When we travel, we live by different laws and customs. The alternative is being the Ugly American. That’s become a big theme in my life and travels.
Traditions and routines are different in other countries.
Americans stand in lines. The English get in a queue. In many other regions in the world, customers simply gather in a cluster around the vendor at the local market. Whoever is in the biggest hurry goes first. That makes sense just as much as our system does, in its own way. If the doctor comes through the door, the village women who are on no schedule are glad to step aside to let the physician get in and out more quickly.

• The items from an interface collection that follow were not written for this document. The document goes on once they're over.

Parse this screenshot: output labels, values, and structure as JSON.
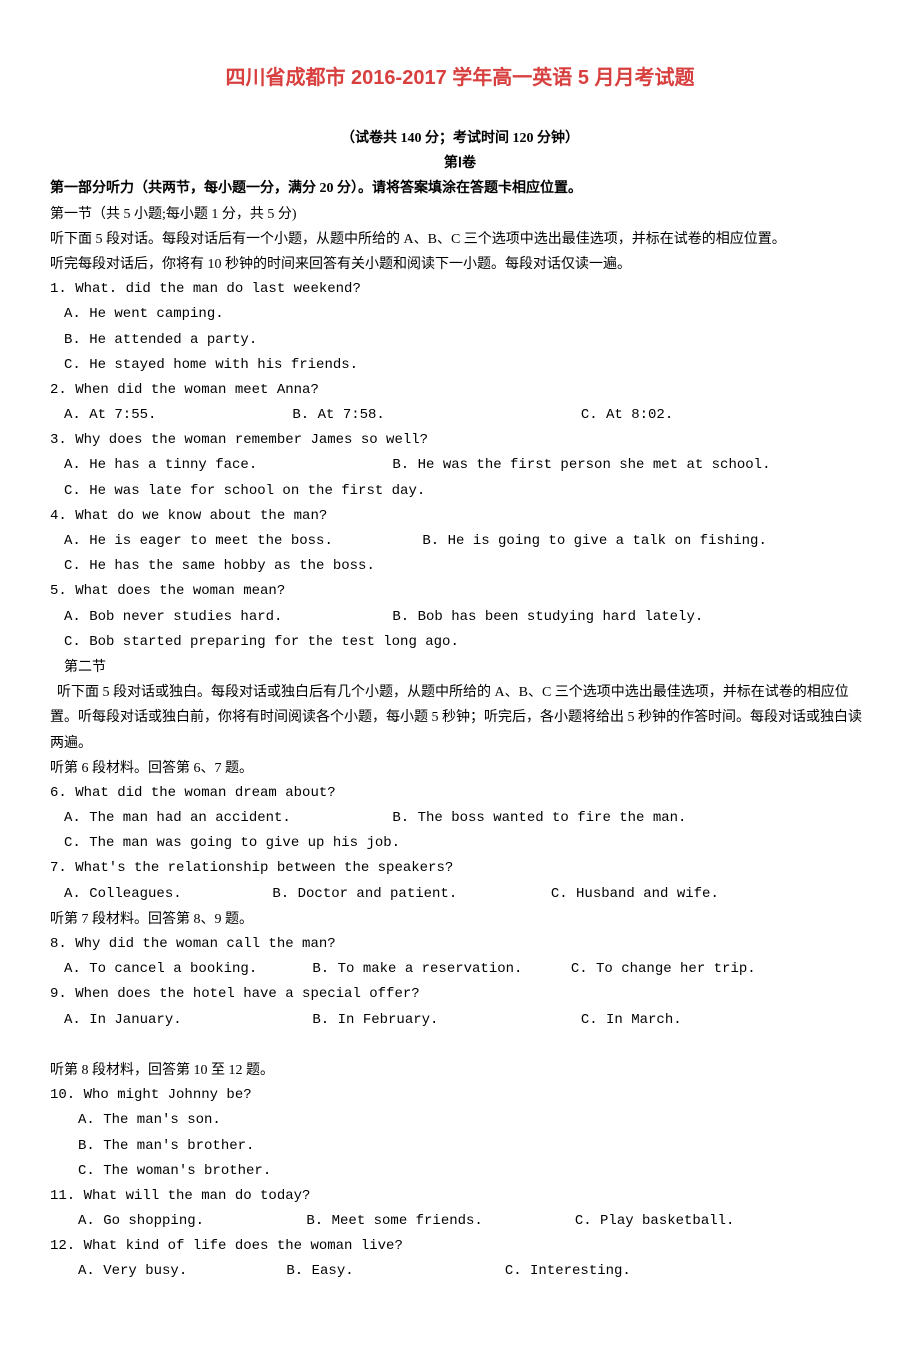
{
  "title": "四川省成都市 2016-2017 学年高一英语 5 月月考试题",
  "meta": "（试卷共 140 分；考试时间 120 分钟）",
  "volume": "第Ⅰ卷",
  "part1_header": "第一部分听力（共两节，每小题一分，满分 20 分）。请将答案填涂在答题卡相应位置。",
  "sec1_header": "第一节（共 5 小题;每小题 1 分，共 5 分)",
  "sec1_instr1": "听下面 5 段对话。每段对话后有一个小题，从题中所给的 A、B、C 三个选项中选出最佳选项，并标在试卷的相应位置。",
  "sec1_instr2": "听完每段对话后，你将有 10 秒钟的时间来回答有关小题和阅读下一小题。每段对话仅读一遍。",
  "q1": {
    "stem": "1. What. did the man do last weekend?",
    "a": "A. He went camping.",
    "b": "B. He attended a party.",
    "c": "C. He stayed home with his friends."
  },
  "q2": {
    "stem": "2. When did the woman meet Anna?",
    "a": "A. At 7:55.",
    "b": "B. At 7:58.",
    "c": "C. At 8:02."
  },
  "q3": {
    "stem": "3. Why does the woman remember James so well?",
    "a": "A. He has a tinny face.",
    "b": "B. He was the first person she met at school.",
    "c": "C. He was late for school on the first day."
  },
  "q4": {
    "stem": "4. What do we know about the man?",
    "a": "A. He is eager to meet the boss.",
    "b": "B. He is going to give a talk on fishing.",
    "c": "C. He has the same hobby as the boss."
  },
  "q5": {
    "stem": "5. What does the woman mean?",
    "a": "A. Bob never studies hard.",
    "b": "B. Bob has been studying hard lately.",
    "c": "C. Bob started preparing for the test long ago."
  },
  "sec2_header": "第二节",
  "sec2_instr": "  听下面 5 段对话或独白。每段对话或独白后有几个小题，从题中所给的 A、B、C 三个选项中选出最佳选项，并标在试卷的相应位置。听每段对话或独白前，你将有时间阅读各个小题，每小题 5 秒钟；听完后，各小题将给出 5 秒钟的作答时间。每段对话或独白读两遍。",
  "mat6": "听第 6 段材料。回答第 6、7 题。",
  "q6": {
    "stem": "6. What did the woman dream about?",
    "a": "A. The man had an accident.",
    "b": "B. The boss wanted to fire the man.",
    "c": "C. The man was going to give up his job."
  },
  "q7": {
    "stem": "7. What's the relationship between the speakers?",
    "a": "A. Colleagues.",
    "b": "B. Doctor and patient.",
    "c": "C. Husband and wife."
  },
  "mat7": "听第 7 段材料。回答第 8、9 题。",
  "q8": {
    "stem": "8. Why did the woman call the man?",
    "a": "A. To cancel a booking.",
    "b": "B. To make a reservation.",
    "c": "C. To change her trip."
  },
  "q9": {
    "stem": "9. When does the hotel have a special offer?",
    "a": "A. In January.",
    "b": "B. In February.",
    "c": "C. In March."
  },
  "mat8": "听第 8 段材料，回答第 10 至 12 题。",
  "q10": {
    "stem": "10. Who might Johnny be?",
    "a": "A. The man's son.",
    "b": "B. The man's brother.",
    "c": "C. The woman's brother."
  },
  "q11": {
    "stem": "11. What will the man do today?",
    "a": "A. Go shopping.",
    "b": "B. Meet some friends.",
    "c": "C. Play basketball."
  },
  "q12": {
    "stem": "12. What kind of life does the woman live?",
    "a": "A. Very busy.",
    "b": "B. Easy.",
    "c": "C. Interesting."
  }
}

I am always surprised by the ways in which my decision to be a good guest in other countries is challenged.
When I went to Penang, Malaysia, as soon as I passed through customs and went out the front door, I saw a small child standing on the back of a motorcycle hanging onto an adults shoulder’s. I was stunned. I was appalled. What foolishness! After several days of watching other reckless motorcycle behavior, I heard that motorcycles are the number one cause of death in Penang. But it is not my role to tell Malaysians how to live. Or, how to die.

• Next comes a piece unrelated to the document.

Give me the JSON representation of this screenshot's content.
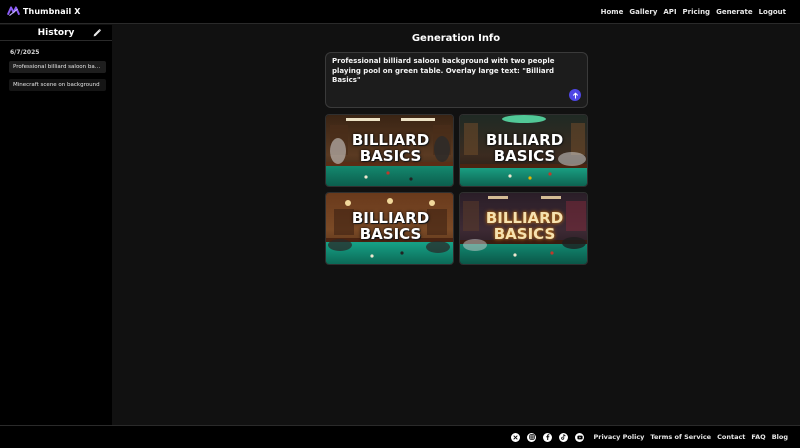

On a lighter note, Sally and her brother and sister-in-law and I were in Rome, Italy. Gelato is one of the great gifts of Italians to the world. If you are in Italy, plan to eat it every day. Two times every day. When in Rome, after all, do what the Romans do.
BUT, one day, near the Spanish Steps, the four of us went into a shop and ordered gelato. The friendly clerks accommodated us and began dressing up our frozen dessert with sprinkles, cookies, umbrellas and other cute adornments, laughing all the while as if we were there most special guests in Rome that year, as if these embellishments were their gift to us.
Then, they told us the price, and the trimmings turned out not to be free. Rather than the usual understandable and appropriate charge, the price for each couple was about 25 American dollars. Had I been in the U.S., I would have turned away from the counter and walked out of the store. I don’t like to be manipulated or jerked around or being ripped off. I don’t like it in Italy or in America.
BUT, determined not to make an international incident, we paid the ransom, and ate the ice cream.
Italian Gelato: $25.
The picture: PRICELESS!